* WHAT THE EXERCISE ASKS: The entire listing below is to be written out exactly, minus the pictures.

________

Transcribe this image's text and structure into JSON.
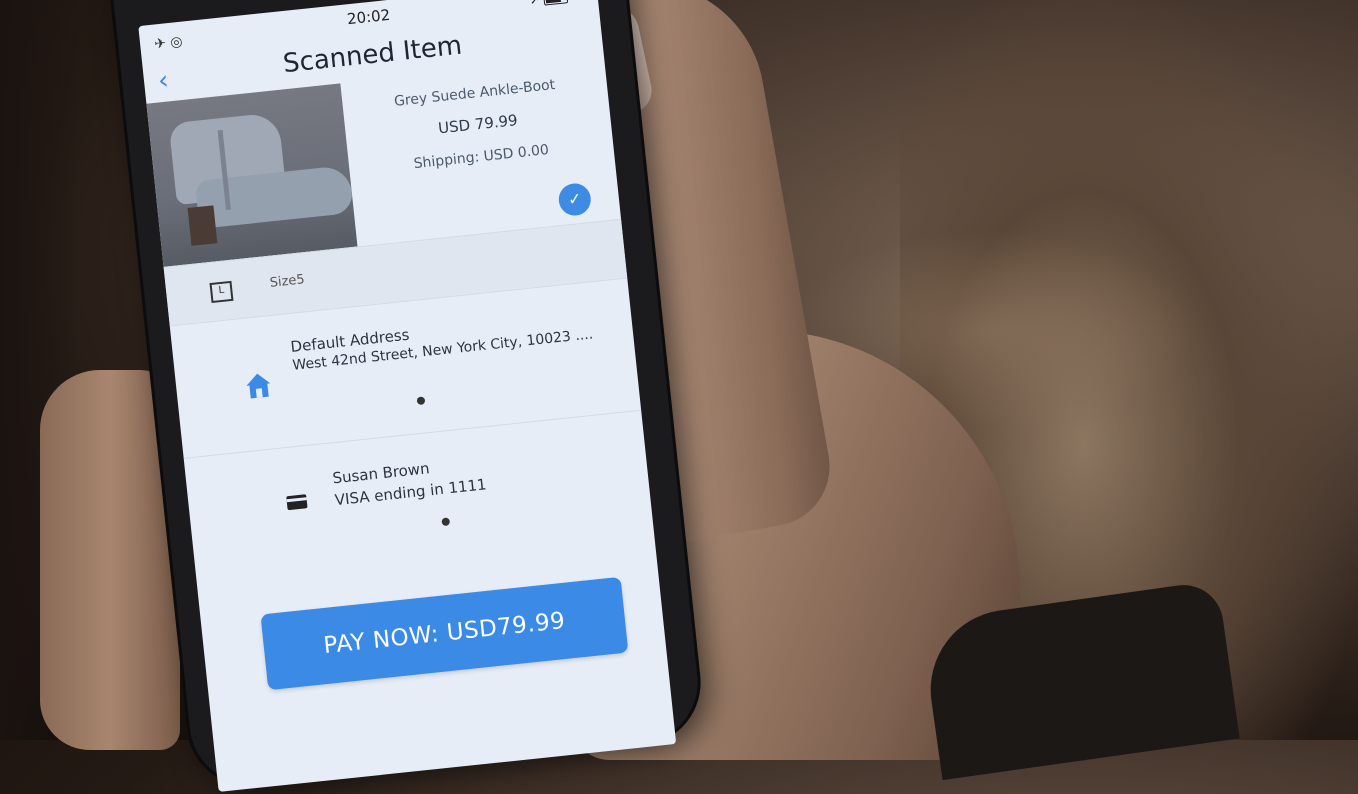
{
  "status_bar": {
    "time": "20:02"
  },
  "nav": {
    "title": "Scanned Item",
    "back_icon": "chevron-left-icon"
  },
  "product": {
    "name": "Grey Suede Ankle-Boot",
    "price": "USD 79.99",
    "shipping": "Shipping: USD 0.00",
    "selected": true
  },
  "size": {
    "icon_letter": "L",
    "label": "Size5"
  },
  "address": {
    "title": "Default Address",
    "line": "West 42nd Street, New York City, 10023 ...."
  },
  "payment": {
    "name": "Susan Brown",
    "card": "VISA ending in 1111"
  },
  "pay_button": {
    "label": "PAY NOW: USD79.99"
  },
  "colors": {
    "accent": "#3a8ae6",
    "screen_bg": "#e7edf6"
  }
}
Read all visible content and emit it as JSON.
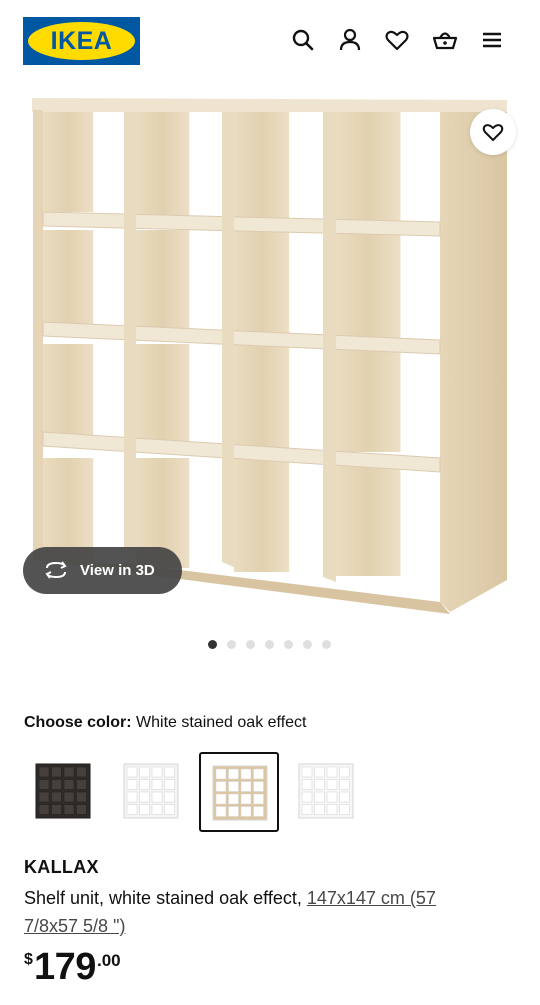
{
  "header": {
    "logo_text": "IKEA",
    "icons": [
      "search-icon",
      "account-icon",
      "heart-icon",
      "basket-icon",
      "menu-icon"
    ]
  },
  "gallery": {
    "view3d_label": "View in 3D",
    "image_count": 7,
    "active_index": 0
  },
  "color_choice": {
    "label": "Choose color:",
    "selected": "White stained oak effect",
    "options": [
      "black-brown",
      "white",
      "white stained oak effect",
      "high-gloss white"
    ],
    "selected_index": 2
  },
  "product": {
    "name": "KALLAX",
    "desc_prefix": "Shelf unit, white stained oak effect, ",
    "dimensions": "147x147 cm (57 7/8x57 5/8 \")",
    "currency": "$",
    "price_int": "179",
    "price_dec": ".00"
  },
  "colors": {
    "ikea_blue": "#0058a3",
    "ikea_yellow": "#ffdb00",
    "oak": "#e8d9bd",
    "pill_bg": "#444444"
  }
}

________

* ANSWER BELOW:
Transcribe this image's text and structure into JSON.
{
  "status_bar": {
    "time": "20:02"
  },
  "nav": {
    "title": "Scanned Item",
    "back_icon": "chevron-left-icon"
  },
  "product": {
    "name": "Grey Suede Ankle-Boot",
    "price": "USD 79.99",
    "shipping": "Shipping: USD 0.00",
    "selected": true
  },
  "size": {
    "icon_letter": "L",
    "label": "Size5"
  },
  "address": {
    "title": "Default Address",
    "line": "West 42nd Street, New York City, 10023 ...."
  },
  "payment": {
    "name": "Susan Brown",
    "card": "VISA ending in 1111"
  },
  "pay_button": {
    "label": "PAY NOW: USD79.99"
  },
  "colors": {
    "accent": "#3a8ae6",
    "screen_bg": "#e7edf6"
  }
}
Read all visible content and emit it as JSON.
{
  "header": {
    "logo_text": "IKEA",
    "icons": [
      "search-icon",
      "account-icon",
      "heart-icon",
      "basket-icon",
      "menu-icon"
    ]
  },
  "gallery": {
    "view3d_label": "View in 3D",
    "image_count": 7,
    "active_index": 0
  },
  "color_choice": {
    "label": "Choose color:",
    "selected": "White stained oak effect",
    "options": [
      "black-brown",
      "white",
      "white stained oak effect",
      "high-gloss white"
    ],
    "selected_index": 2
  },
  "product": {
    "name": "KALLAX",
    "desc_prefix": "Shelf unit, white stained oak effect, ",
    "dimensions": "147x147 cm (57 7/8x57 5/8 \")",
    "currency": "$",
    "price_int": "179",
    "price_dec": ".00"
  },
  "colors": {
    "ikea_blue": "#0058a3",
    "ikea_yellow": "#ffdb00",
    "oak": "#e8d9bd",
    "pill_bg": "#444444"
  }
}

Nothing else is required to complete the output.